“We are so incredibly grateful to be able to listen and learn from you about the issues that define your daily lives in these communities.
“And that’s what this is, a community. A community where men and women have a vital role to play.
“Touching on what your President said last week, no man is born to cause harm to women, this is learned behaviour, and a cycle that needs to be broken.
“So now, it’s about redefining masculinity, it’s about creating your own footprints for your children to follow in, so that you can make a positive change for the future.
“To me, the real testament of your strength isn’t physical, it’s what’s up here and what’s in here. Your strength is in your spirit, which for me means honouring and protecting my wife, and being a positive role model for my son.”
He added: “Meghan and I are truly inspired by your resilience, your spirit, your sense of community, and your belief in a better future for everyone here.
“I applaud you for the movement. And we know that you haven’t been heard before, but change is coming, now is the time to come together as a community, and we applaud those of you who are leading the way for South Africa’s ongoing transformation.”
The Sussexes’ first official stop was in Nyanga township in Cape Town, where high-level police from the United Kingdom spent weeks scouting the area to ensure the safety of the couple. The location was kept secret until this morning to prevent any security issues around the Royals’ visit to a church and children’s centre.
Meghan was wearing a £69 monochrome dress by Mayamiko, an “ethical and sustainable woman’s wear and lifestyle brand” from Malawi. The company provides training in sewing and business skills to disadvantaged women, many of whom have or care for a child who has HIV.
Jessica Dewhurst, who founded The Justice Desk, an award-winning human rights organisation which is working in the district, said: “To hear her [Meghan] say she was standing her as a woman of colour sent shivers down my spine.
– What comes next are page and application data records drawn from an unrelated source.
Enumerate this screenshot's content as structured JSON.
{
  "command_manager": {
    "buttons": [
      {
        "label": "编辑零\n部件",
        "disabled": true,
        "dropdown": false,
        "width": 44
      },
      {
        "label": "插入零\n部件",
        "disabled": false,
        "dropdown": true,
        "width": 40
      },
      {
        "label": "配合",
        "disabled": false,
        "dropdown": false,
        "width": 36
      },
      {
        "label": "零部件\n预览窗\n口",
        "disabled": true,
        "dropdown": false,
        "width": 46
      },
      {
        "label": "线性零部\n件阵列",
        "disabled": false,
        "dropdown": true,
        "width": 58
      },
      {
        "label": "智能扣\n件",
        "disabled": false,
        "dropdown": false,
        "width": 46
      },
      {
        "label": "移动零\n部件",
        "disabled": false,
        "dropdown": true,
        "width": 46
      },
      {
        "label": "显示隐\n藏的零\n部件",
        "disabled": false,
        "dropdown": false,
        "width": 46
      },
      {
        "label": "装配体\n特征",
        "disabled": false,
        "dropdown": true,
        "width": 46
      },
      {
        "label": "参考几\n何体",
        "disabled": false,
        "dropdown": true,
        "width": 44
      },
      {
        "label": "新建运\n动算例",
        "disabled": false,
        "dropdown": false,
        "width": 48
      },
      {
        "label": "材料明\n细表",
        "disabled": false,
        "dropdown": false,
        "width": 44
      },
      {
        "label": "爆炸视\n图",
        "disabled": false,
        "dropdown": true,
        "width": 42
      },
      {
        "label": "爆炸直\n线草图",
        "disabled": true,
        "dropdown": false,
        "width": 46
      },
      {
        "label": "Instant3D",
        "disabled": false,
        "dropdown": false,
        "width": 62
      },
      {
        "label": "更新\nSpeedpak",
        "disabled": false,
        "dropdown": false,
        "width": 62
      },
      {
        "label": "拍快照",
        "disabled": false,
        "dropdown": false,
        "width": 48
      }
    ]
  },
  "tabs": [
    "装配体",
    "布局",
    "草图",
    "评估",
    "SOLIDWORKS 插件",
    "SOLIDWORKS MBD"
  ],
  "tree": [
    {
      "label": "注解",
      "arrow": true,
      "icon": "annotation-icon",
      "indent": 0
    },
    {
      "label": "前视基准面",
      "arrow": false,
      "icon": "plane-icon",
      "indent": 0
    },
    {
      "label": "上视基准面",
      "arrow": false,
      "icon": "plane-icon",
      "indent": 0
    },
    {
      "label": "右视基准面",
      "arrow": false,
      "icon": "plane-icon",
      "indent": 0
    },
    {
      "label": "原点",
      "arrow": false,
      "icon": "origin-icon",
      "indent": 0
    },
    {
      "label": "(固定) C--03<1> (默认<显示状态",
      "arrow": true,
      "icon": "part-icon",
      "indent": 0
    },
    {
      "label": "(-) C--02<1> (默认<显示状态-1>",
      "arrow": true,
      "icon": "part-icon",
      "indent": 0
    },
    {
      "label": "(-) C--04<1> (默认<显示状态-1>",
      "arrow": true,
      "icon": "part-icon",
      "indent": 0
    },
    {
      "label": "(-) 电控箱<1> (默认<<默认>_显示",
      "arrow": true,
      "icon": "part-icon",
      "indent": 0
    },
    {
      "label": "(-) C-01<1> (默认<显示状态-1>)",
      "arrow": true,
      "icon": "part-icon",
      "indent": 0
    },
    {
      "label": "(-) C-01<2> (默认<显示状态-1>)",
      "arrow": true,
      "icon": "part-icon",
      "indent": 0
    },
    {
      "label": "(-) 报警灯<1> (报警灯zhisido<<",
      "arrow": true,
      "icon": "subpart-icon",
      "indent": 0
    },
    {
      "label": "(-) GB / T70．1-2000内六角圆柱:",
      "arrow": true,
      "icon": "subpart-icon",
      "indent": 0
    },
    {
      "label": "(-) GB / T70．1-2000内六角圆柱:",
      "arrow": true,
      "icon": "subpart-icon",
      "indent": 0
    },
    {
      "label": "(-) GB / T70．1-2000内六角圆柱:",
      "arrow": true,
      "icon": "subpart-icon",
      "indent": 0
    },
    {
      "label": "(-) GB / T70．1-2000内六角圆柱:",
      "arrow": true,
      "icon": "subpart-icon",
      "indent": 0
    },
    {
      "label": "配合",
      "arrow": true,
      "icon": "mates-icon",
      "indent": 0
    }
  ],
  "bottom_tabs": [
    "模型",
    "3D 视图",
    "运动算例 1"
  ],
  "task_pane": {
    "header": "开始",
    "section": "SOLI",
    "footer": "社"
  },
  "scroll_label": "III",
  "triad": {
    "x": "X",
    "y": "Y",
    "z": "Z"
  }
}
“To be totally honest with you, when I heard that they wanted to say something I just thought it would be a ‘thank you for having us, goodbye’. But they tackled some real issues there. They spoke about gender-based violence and the issues our community is facing.
“What’s also really exciting is that they are watching what is happening in our country and listening to what our president is saying. They are really encouraging us as South Africans to be accountable and to facilitate change.
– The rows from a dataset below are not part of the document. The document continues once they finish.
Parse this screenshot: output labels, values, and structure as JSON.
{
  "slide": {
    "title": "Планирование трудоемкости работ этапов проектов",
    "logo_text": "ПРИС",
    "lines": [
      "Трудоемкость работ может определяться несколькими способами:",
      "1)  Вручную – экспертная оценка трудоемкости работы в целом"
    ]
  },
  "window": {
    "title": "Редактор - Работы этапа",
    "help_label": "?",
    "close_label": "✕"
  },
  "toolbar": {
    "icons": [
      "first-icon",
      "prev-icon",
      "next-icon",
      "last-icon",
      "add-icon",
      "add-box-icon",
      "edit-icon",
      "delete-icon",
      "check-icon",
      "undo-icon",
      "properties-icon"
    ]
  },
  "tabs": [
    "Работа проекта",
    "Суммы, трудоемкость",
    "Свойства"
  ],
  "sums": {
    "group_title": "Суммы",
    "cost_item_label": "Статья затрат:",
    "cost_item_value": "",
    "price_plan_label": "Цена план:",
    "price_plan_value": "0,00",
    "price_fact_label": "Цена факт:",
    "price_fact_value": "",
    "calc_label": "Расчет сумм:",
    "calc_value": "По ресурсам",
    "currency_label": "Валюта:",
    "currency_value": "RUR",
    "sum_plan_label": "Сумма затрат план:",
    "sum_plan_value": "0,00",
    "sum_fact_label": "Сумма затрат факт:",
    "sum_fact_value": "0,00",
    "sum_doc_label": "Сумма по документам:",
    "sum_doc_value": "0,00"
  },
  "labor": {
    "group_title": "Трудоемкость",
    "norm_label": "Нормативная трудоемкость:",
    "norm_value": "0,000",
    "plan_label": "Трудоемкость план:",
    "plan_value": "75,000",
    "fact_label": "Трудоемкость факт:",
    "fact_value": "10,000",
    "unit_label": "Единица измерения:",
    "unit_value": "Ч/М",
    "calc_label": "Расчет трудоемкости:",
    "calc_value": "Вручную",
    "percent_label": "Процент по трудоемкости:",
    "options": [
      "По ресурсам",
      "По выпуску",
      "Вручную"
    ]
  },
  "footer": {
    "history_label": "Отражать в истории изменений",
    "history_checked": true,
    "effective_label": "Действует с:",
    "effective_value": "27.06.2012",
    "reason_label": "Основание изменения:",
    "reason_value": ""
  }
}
“I think it’s so fantastic. A lot of people think the Commonwealth is just the Commonwealth, but we have received real support from them for a number of years. This is the cherry on the cake.”
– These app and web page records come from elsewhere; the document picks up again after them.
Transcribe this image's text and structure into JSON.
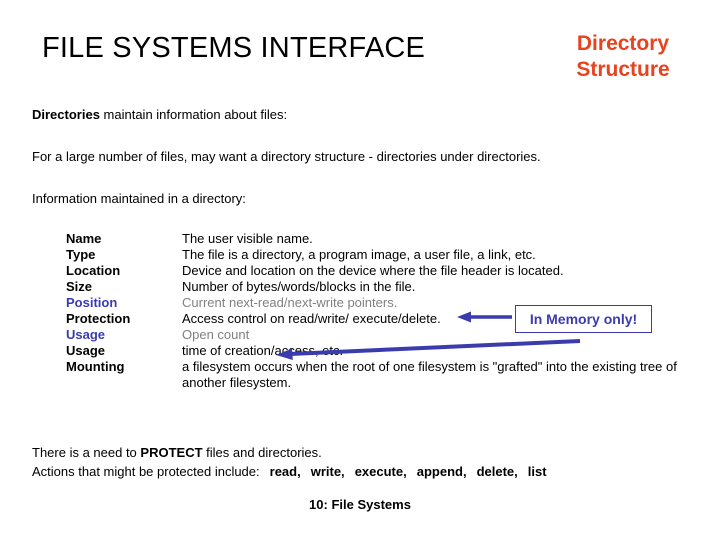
{
  "header": {
    "main_title": "FILE SYSTEMS INTERFACE",
    "subtitle_line1": "Directory",
    "subtitle_line2": "Structure",
    "subtitle_color": "#e8431e"
  },
  "intro": {
    "directories_bold": "Directories",
    "directories_rest": " maintain information about files:",
    "large_number": "For a large number of files, may want a directory structure - directories under directories.",
    "info_maintained": "Information maintained in a directory:"
  },
  "attributes": {
    "rows": [
      {
        "name": "Name",
        "desc": "The user visible name.",
        "name_color": "black",
        "desc_color": "black"
      },
      {
        "name": "Type",
        "desc": "The file is a directory, a program image, a user file, a link, etc.",
        "name_color": "black",
        "desc_color": "black"
      },
      {
        "name": "Location",
        "desc": "Device and location on the device where the file header is located.",
        "name_color": "black",
        "desc_color": "black"
      },
      {
        "name": "Size",
        "desc": "Number of bytes/words/blocks in the file.",
        "name_color": "black",
        "desc_color": "black"
      },
      {
        "name": "Position",
        "desc": "Current next-read/next-write pointers.",
        "name_color": "blue",
        "desc_color": "gray"
      },
      {
        "name": "Protection",
        "desc": "Access control on read/write/ execute/delete.",
        "name_color": "black",
        "desc_color": "black"
      },
      {
        "name": "Usage",
        "desc": "Open count",
        "name_color": "blue",
        "desc_color": "gray"
      },
      {
        "name": "Usage",
        "desc": "time of creation/access, etc.",
        "name_color": "black",
        "desc_color": "black"
      },
      {
        "name": "Mounting",
        "desc": "a filesystem occurs when the root of one filesystem is \"grafted\" into the existing tree of another filesystem.",
        "name_color": "black",
        "desc_color": "black"
      }
    ]
  },
  "callout": {
    "label": "In Memory only!",
    "color": "#3b3bb0"
  },
  "bottom": {
    "protect_prefix": "There is a need to ",
    "protect_bold": "PROTECT",
    "protect_suffix": " files and directories.",
    "actions_prefix": "Actions that might be protected include:",
    "actions": [
      "read,",
      "write,",
      "execute,",
      "append,",
      "delete,",
      "list"
    ]
  },
  "footer": {
    "text": "10: File Systems"
  }
}
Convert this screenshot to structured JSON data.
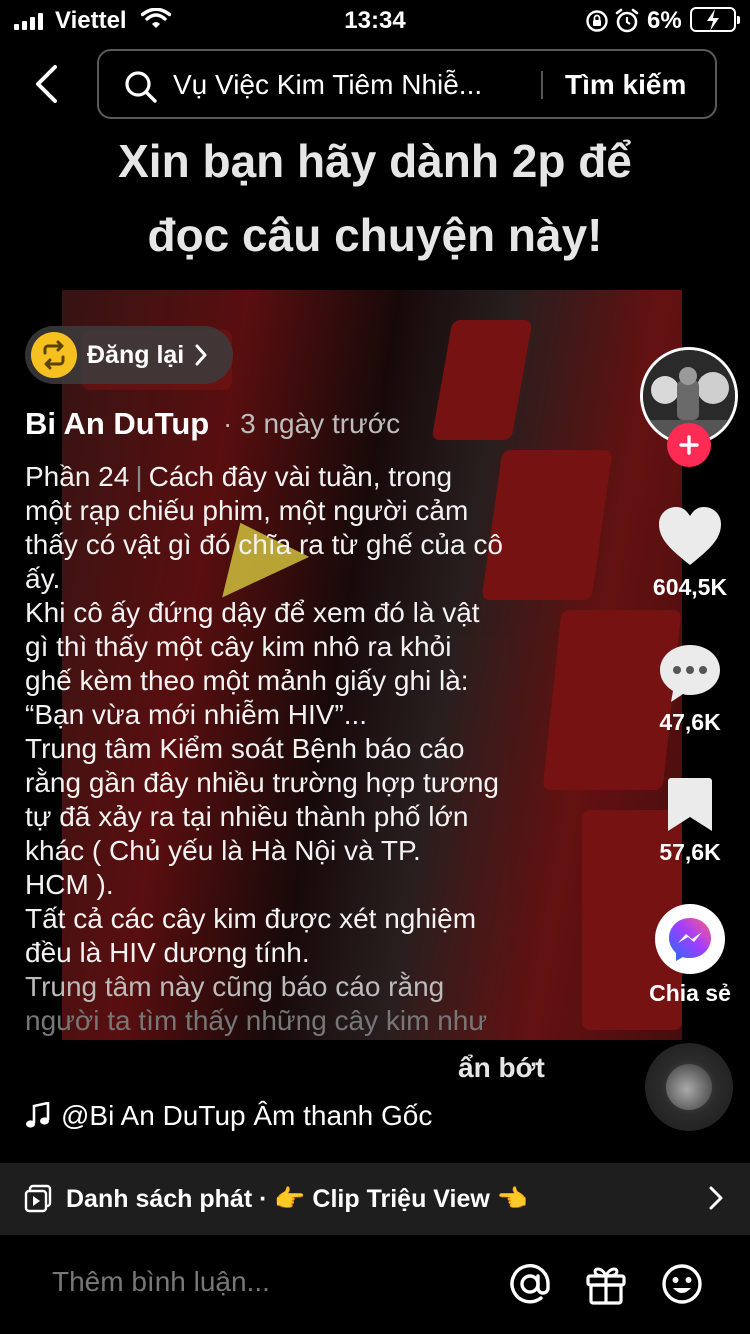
{
  "status_bar": {
    "carrier": "Viettel",
    "time": "13:34",
    "battery_pct": "6%"
  },
  "search": {
    "query": "Vụ Việc Kim Tiêm Nhiễ...",
    "button_label": "Tìm kiếm"
  },
  "video": {
    "headline_line1": "Xin bạn hãy dành 2p để",
    "headline_line2": "đọc câu chuyện này!"
  },
  "repost": {
    "label": "Đăng lại"
  },
  "post": {
    "author": "Bi An DuTup",
    "posted": "· 3 ngày trước",
    "part_label": "Phần 24",
    "caption_lines": [
      "Cách đây vài tuần, trong",
      "một rạp chiếu phim, một người cảm",
      "thấy có vật gì đó chĩa ra từ ghế của cô",
      "ấy.",
      "Khi cô ấy đứng dậy để xem đó là vật",
      "gì thì thấy một cây kim nhô ra khỏi",
      "ghế kèm theo một mảnh giấy ghi là:",
      "“Bạn vừa mới nhiễm HIV”...",
      "Trung tâm Kiểm soát Bệnh báo cáo",
      "rằng gần đây nhiều trường hợp tương",
      "tự đã xảy ra tại nhiều thành phố lớn",
      "khác ( Chủ yếu là Hà Nội và TP.",
      "HCM ).",
      "Tất cả các cây kim được xét nghiệm",
      "đều là HIV dương tính.",
      "Trung tâm này cũng báo cáo rằng",
      "người ta tìm thấy những cây kim như"
    ],
    "show_less": "ẩn bớt",
    "sound": "@Bi An DuTup Âm thanh Gốc"
  },
  "rail": {
    "likes": "604,5K",
    "comments": "47,6K",
    "saves": "57,6K",
    "share_label": "Chia sẻ"
  },
  "playlist": {
    "text": "Danh sách phát · 👉 Clip Triệu View 👈"
  },
  "comment_bar": {
    "placeholder": "Thêm bình luận..."
  },
  "colors": {
    "accent": "#fe2c55",
    "repost_yellow": "#f5c020"
  }
}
Archie on tour
As they arrived in South Africa, the couple were snapped with baby Archie Mountbatten-Windsor coming down the steps of a British Airways flight into Cape Town with the baby well wrapped up for his journey.
Cradled in his mother’s arms, Archie wore a bobble hat and warm sleep suit to keep out the strong wind. The royal couple waved to well-wishers as they disembarked before travelling to their accommodation to settle Archie in.
Buckingham Palace has acknowledged the difficulties of organising an intrepid tour that takes in four countries in ten days. The Duchess and Archie will remain in South Africa while the Duke flies to Botswana, Angola and Malawi before rejoining his wife in Johannesburg at the end of the trip.
Factoring in Archie has added to the complications, the Palace admitted on Sunday. A spokesperson said: “We have an extra special small passenger to make things more lively.”
Archie is expected to feature at some point in the tour, but Royal watchers may have to wait until day three on Wednesday when the Duchess visits the mothers2mothers charity, which trains and employs women with HIV.
Archie’s hand-me-down clothes and toys are expected to be donated to the Cape Town charity and he will be looked after by a nanny when the Duke and Duchess are occupied with their official duties.